NOTE: This is the first in a series of blog posts investigating genetically modified foods and the controversy surrounding them.
Where do you begin the story of genetically modified food?
At a modern beginning, with Augustinian monk Gregor Mendel, arguably the father of genetics as we know it today? Perhaps it’s best to turn the clock forward 40 years or so to 1901. That’s the year an American businessman borrowed money to get into the artificial sugar business. He christened his start-up after his wife’s maiden name: Monsanto. A third option: Dive head-first into the “GM food must be bad” controversy replete with fear-mongering. (And fear assuaging as talented science writers debunk headline-grabbers.)
The beginning may come later. For now, I’d like to look at some main “arms” within the GM food controversy: definitions, logic, money. As I go forward on my journey to understand why the public struggles to accept GM food as safe, I will refer back to these main areas. (This tiny-sized and really incomparable quest is inspired by what Seth Mnookin set out to do with his book The Panic Virus — see sub-heading ‘Who Decides Which Facts Are True?’).
Definition of “genetically modified”
I have selected four definitions and classify them as “close-to-mutual” sources. All definitions were accessed from the included website links on March 20, 2013:
“Genetically engineered foods have had foreign genes (genes from other plants or animals) inserted into their genetic codes.” – University of Maryland Medical Center online encyclopedia

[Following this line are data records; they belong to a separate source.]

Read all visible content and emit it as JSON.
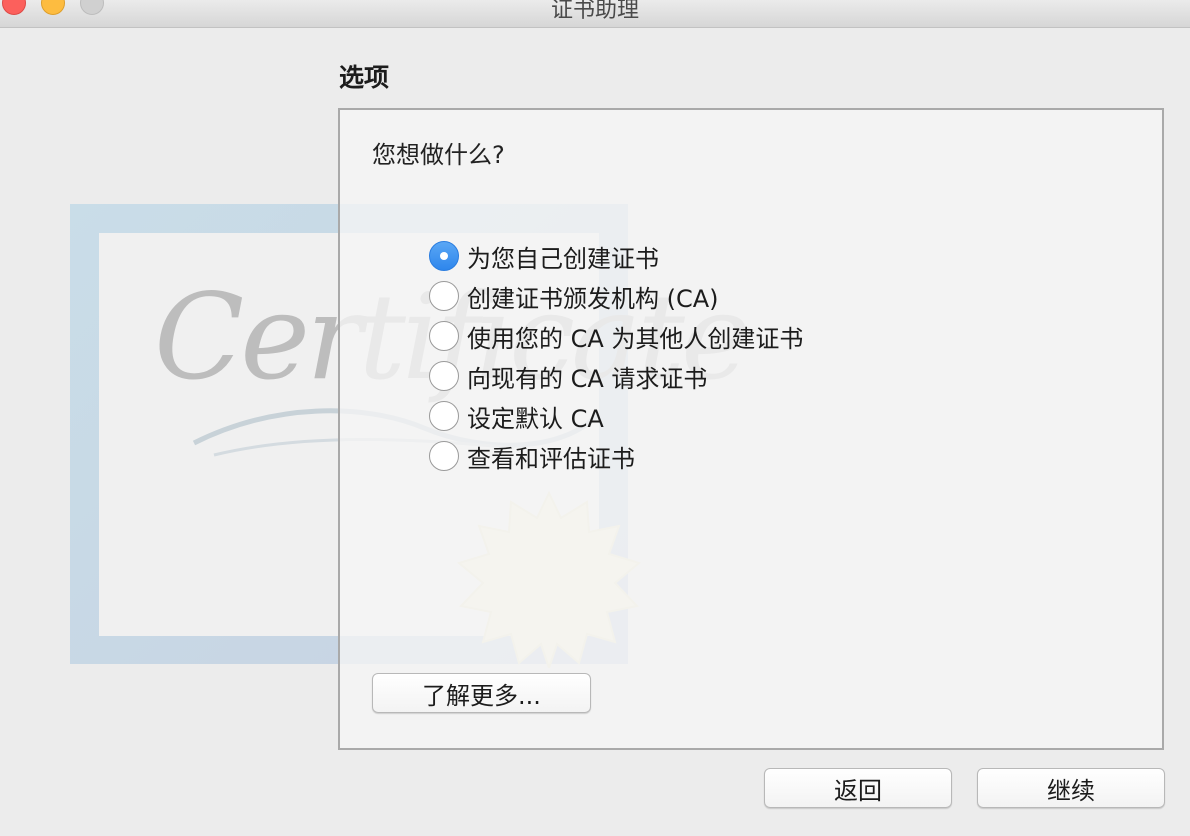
{
  "window": {
    "title": "证书助理"
  },
  "page": {
    "section_title": "选项",
    "question": "您想做什么?"
  },
  "options": [
    {
      "label": "为您自己创建证书",
      "selected": true
    },
    {
      "label": "创建证书颁发机构 (CA)",
      "selected": false
    },
    {
      "label": "使用您的 CA 为其他人创建证书",
      "selected": false
    },
    {
      "label": "向现有的 CA 请求证书",
      "selected": false
    },
    {
      "label": "设定默认 CA",
      "selected": false
    },
    {
      "label": "查看和评估证书",
      "selected": false
    }
  ],
  "buttons": {
    "learn_more": "了解更多...",
    "back": "返回",
    "continue": "继续"
  },
  "background_art": {
    "watermark_text": "Certificate"
  },
  "colors": {
    "accent": "#2e86ec",
    "close": "#fc605c",
    "minimize": "#fdbc40"
  }
}
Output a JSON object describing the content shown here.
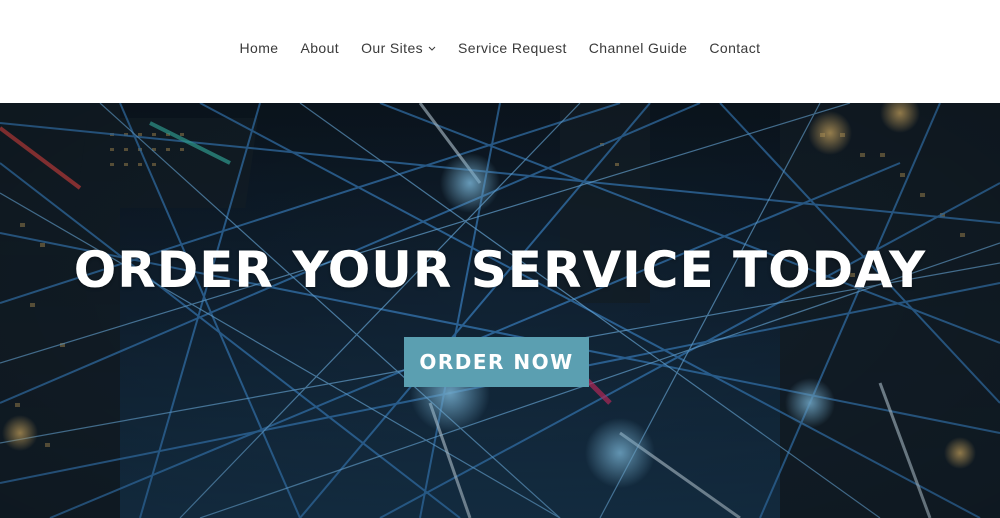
{
  "nav": {
    "items": [
      {
        "label": "Home",
        "dropdown": false
      },
      {
        "label": "About",
        "dropdown": false
      },
      {
        "label": "Our Sites",
        "dropdown": true
      },
      {
        "label": "Service Request",
        "dropdown": false
      },
      {
        "label": "Channel Guide",
        "dropdown": false
      },
      {
        "label": "Contact",
        "dropdown": false
      }
    ]
  },
  "hero": {
    "title": "ORDER YOUR SERVICE TODAY",
    "button_label": "ORDER NOW",
    "button_color": "#5b9fb1",
    "background_theme": "network-lines-city-night"
  }
}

“Genetically modified foods (GM foods, or biotech foods) are foods derived from genetically modified organisms (GMOs), specifically, genetically modified crops. GMOs have had specific changes introduced into their DNA by genetic engineering techniques. These techniques are much more precise than mutagenesis (mutation breeding) where an organism is exposed to radiation or chemicals to create a non-specific but stable change. Other techniques by which humans modify food organisms include selective breeding and somaclonal variation.” – Wikipedia

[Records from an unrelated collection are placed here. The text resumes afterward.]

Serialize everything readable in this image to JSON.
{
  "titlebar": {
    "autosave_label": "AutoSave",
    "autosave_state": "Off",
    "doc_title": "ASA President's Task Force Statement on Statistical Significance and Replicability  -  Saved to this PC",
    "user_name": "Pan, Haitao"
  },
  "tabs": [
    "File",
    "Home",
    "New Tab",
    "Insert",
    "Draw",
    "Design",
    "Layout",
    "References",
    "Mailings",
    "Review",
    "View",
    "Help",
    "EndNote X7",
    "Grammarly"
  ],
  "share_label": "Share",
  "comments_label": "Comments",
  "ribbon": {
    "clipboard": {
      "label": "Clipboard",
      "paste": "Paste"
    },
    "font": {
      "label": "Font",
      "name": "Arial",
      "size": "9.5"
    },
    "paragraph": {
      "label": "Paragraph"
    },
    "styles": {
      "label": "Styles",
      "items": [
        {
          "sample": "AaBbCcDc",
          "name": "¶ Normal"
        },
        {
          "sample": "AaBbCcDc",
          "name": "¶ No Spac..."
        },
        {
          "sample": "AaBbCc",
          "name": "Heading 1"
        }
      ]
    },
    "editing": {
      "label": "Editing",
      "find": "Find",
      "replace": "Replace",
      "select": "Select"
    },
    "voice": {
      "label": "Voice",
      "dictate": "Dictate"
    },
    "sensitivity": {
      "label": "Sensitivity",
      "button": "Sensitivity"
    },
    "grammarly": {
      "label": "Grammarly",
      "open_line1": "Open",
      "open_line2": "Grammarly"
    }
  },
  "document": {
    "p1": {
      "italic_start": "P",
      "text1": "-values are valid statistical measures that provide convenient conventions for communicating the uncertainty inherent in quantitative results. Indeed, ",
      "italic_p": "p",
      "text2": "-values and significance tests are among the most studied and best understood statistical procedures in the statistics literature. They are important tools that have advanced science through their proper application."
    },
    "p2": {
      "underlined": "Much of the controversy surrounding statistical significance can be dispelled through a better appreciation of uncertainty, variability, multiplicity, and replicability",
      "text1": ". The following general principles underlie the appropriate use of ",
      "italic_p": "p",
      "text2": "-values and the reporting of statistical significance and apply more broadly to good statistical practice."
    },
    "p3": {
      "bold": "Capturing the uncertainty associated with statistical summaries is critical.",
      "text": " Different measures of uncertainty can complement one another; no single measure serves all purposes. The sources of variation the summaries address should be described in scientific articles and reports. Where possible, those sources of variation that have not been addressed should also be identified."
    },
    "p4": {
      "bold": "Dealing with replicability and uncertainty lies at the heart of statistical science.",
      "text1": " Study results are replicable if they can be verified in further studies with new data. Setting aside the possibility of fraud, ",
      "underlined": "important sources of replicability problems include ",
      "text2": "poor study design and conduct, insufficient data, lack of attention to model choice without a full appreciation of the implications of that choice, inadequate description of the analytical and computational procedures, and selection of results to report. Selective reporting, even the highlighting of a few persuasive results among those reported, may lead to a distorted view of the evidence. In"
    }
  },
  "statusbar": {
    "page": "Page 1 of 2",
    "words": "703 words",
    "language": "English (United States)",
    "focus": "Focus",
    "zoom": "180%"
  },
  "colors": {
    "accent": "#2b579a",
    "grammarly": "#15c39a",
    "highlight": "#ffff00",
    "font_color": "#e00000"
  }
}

“Genetically modified food: food from crops whose genes have been scientifically changed.” – Cambridge Dictionaries Online

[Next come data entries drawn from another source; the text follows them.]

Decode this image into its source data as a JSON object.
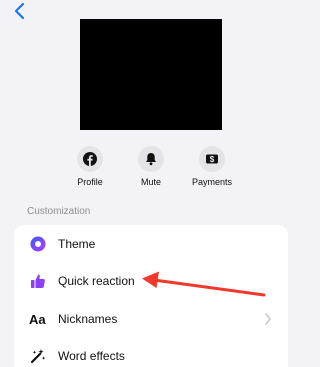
{
  "header": {
    "back_icon": "chevron-left-icon"
  },
  "avatar": {
    "color": "#000000"
  },
  "actions": [
    {
      "label": "Profile",
      "icon": "facebook-icon"
    },
    {
      "label": "Mute",
      "icon": "bell-icon"
    },
    {
      "label": "Payments",
      "icon": "dollar-icon"
    }
  ],
  "customization": {
    "title": "Customization",
    "items": [
      {
        "label": "Theme",
        "icon": "theme-circle-icon"
      },
      {
        "label": "Quick reaction",
        "icon": "thumbs-up-icon"
      },
      {
        "label": "Nicknames",
        "icon": "aa-text-icon"
      },
      {
        "label": "Word effects",
        "icon": "sparkle-wand-icon"
      }
    ]
  },
  "colors": {
    "accent": "#1877f2",
    "purple": "#8a3ffc",
    "arrow": "#f0392b"
  }
}
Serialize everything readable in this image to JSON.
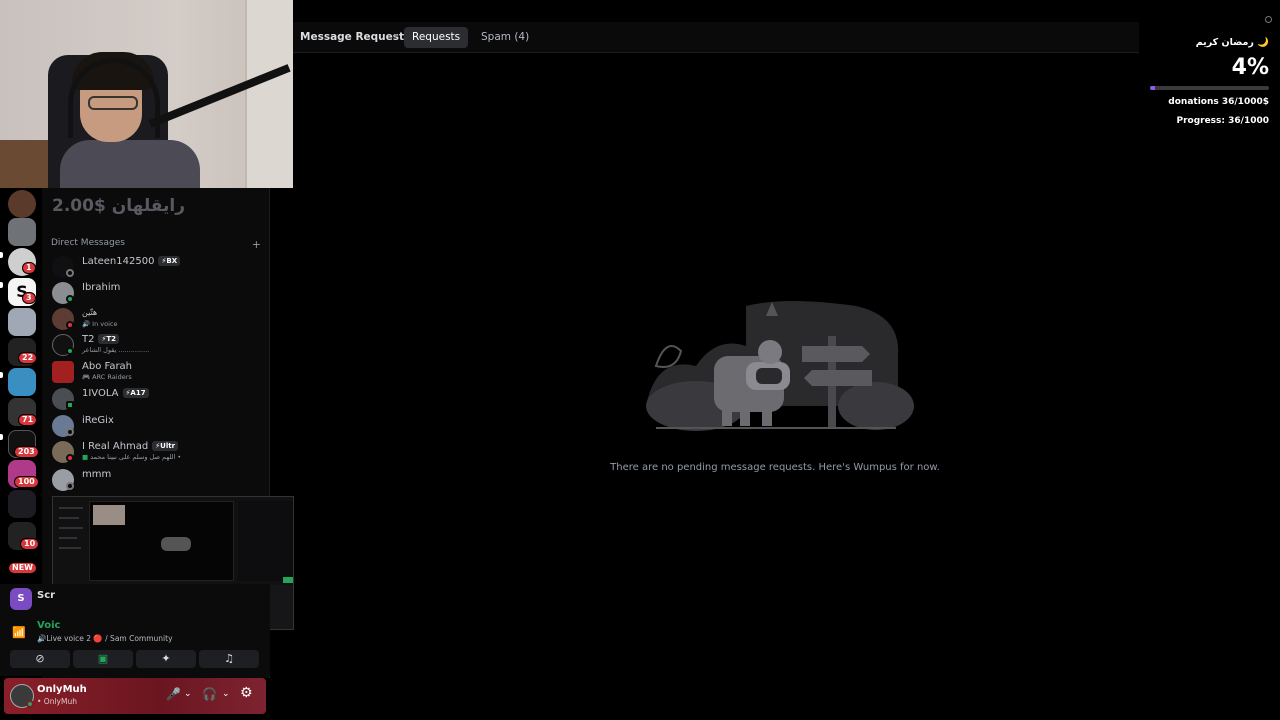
{
  "topbar": {
    "title": "Message Requests",
    "separator": "•",
    "tabs": [
      {
        "label": "Requests",
        "active": true
      },
      {
        "label": "Spam (4)",
        "active": false
      }
    ]
  },
  "main": {
    "empty_text": "There are no pending message requests. Here's Wumpus for now."
  },
  "sidebar": {
    "overlay_text": "2.00$ رايقلهان",
    "dm_header": "Direct Messages",
    "add_symbol": "+",
    "dms": [
      {
        "name": "Lateen142500",
        "tag": "⚡BX",
        "sub": ""
      },
      {
        "name": "Ibrahim",
        "tag": "",
        "sub": ""
      },
      {
        "name": "هتّين",
        "tag": "",
        "sub": "In voice"
      },
      {
        "name": "T2",
        "tag": "⚡T2",
        "sub": "يقول الشاعر ..............."
      },
      {
        "name": "Abo Farah",
        "tag": "",
        "sub": "ARC Raiders"
      },
      {
        "name": "1IVOLA",
        "tag": "⚡A17",
        "sub": ""
      },
      {
        "name": "iReGix",
        "tag": "",
        "sub": ""
      },
      {
        "name": "I Real Ahmad",
        "tag": "⚡Ultr",
        "sub": "اللهم صل وسلم على نبينا محمد •"
      },
      {
        "name": "mmm",
        "tag": "",
        "sub": ""
      }
    ]
  },
  "rail": {
    "badges": [
      "1",
      "3",
      "22",
      "71",
      "203",
      "100",
      "10",
      "NEW"
    ]
  },
  "voice": {
    "screen_label": "Scr",
    "screen_initial": "S",
    "voice_label": "Voic",
    "voice_sub": "🔊Live voice 2 🔴 / Sam Community",
    "controls": [
      "camera-off",
      "share-screen",
      "activities",
      "soundboard"
    ]
  },
  "user": {
    "name": "OnlyMuh",
    "handle": "• OnlyMuh"
  },
  "overlay": {
    "title": "رمضان كريم 🌙",
    "percent": "4%",
    "progress_fraction": 0.036,
    "donations": "donations 36/1000$",
    "progress": "Progress: 36/1000"
  }
}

“Genetically modified organism: An organism whose genetic characteristics have been altered by the insertion of a modified gene or a gene from another organism using the techniques of genetic engineering.” – The Free Medical Dictionary
Logical fallacies plague GM food arguments. For now, here’s a quick look at three popular ones:
The only certain thing about GM food is its uncertainty.
This is a contradiction in adjecto (self-contradiction) argument. Read more about this type of logically fallacy here.
GM foods are harmful until someone proves they are not harmful.
This is the burden of proof fallacy. Read more here.
If human genetic modifications are dangerous, then genetically modified plants are dangerous. Genetically modified plants are dangerous. Therefore, human genetic modifications are dangerous.
This is a formal fallacy that can be expressed “If A then B. B. Therefore, A.” From this website.
Before moving on, I’d be remiss to leave out one of my favorite blog posts relating to this sub-topic. In 2012, Brian Dunning posted his own “argumentum ad monsantium” on Skeptic Blog.
Always about the money
One of the tenets of journalism is: Follow the money. Of course, this path is never paved with freshly minted dimes and nickels. In my cursory research, I could only find two figures. A New York Times article quotes the GM seed market at $6.9 billion in 2007, based on research from the consulting firm Cropnosis. According to Rob Carlson, author of the book Biology is Technology, the total worth of modified crops themselves – and this includes cotton – was about $65 billion in 2008. One of my research goals will be to independently verify these numbers and update them if possible.
TO BE CONTINUED . . .